Sam Gibbs, DHHS deputy secretary for technology and operations, said the transition will be difficult because the systems are linked by 144 unique data connections. That’s three times as many as is now required to link the systems.

Dave Richard, DHHS assistant secretary for Medicaid, said beneficiaries will maintain the same level of services, and eligibility criteria won’t change. County departments of social services still will implement the plan. DHHS discussions are ongoing among them, boards of county commissioners, and county managers.

The transition requires lawmakers to pass several pieces of legislation this session. They include replacing $700 million in state payments to hospitals to care for Medicaid patients. Another bill must pass before insurance premium taxes can be collected from the managed care companies.

Rep. Greg Murphy, R-Pitt, a urologist who co-chairs the joint health care appropriations committee, is not a fan of the managed care format.

“The money comes from taking away services. Let’s just be very clear of that,” Murphy said. His main concern was making sure the most vulnerable people weren’t harmed.

“This will be a cluster to start off with. Everybody agrees with that,” Murphy said. He and Sen. Floyd McKissick, D-Durham, worried that the launch could mirror the months-long enrollment and payment problems associated with NC Tracks, the multi-payer Medicaid management information system.

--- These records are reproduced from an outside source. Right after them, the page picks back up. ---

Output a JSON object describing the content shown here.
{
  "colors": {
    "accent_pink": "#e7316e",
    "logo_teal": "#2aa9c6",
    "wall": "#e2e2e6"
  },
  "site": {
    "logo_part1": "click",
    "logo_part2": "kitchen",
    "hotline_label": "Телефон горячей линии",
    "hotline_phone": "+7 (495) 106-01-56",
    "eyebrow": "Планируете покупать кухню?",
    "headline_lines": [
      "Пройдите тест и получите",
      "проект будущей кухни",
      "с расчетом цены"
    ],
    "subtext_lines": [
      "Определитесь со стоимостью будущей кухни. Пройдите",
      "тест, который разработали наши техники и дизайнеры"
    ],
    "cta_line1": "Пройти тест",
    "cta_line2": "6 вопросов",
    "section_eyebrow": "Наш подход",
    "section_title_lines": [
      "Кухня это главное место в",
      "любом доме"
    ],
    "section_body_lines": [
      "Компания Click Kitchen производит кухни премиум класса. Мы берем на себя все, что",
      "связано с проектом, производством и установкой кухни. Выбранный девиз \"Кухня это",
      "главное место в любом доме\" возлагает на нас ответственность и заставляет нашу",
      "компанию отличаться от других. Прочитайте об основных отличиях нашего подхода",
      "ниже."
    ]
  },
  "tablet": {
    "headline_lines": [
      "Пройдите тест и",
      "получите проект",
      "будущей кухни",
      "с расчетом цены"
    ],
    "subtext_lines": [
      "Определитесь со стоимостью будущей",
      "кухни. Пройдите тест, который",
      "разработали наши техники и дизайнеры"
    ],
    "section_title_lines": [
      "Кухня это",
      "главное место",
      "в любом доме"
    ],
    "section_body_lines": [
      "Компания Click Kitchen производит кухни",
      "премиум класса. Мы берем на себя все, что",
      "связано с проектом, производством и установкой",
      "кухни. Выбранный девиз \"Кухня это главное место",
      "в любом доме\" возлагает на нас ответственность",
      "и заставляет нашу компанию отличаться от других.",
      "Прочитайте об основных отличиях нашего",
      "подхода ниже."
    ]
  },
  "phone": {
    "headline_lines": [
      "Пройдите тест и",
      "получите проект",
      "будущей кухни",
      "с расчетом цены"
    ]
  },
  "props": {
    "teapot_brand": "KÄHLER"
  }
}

“I don’t want a cluster at all,” Cohen said. “We have learned a lot of lessons from that first rollout of NC Tracks.”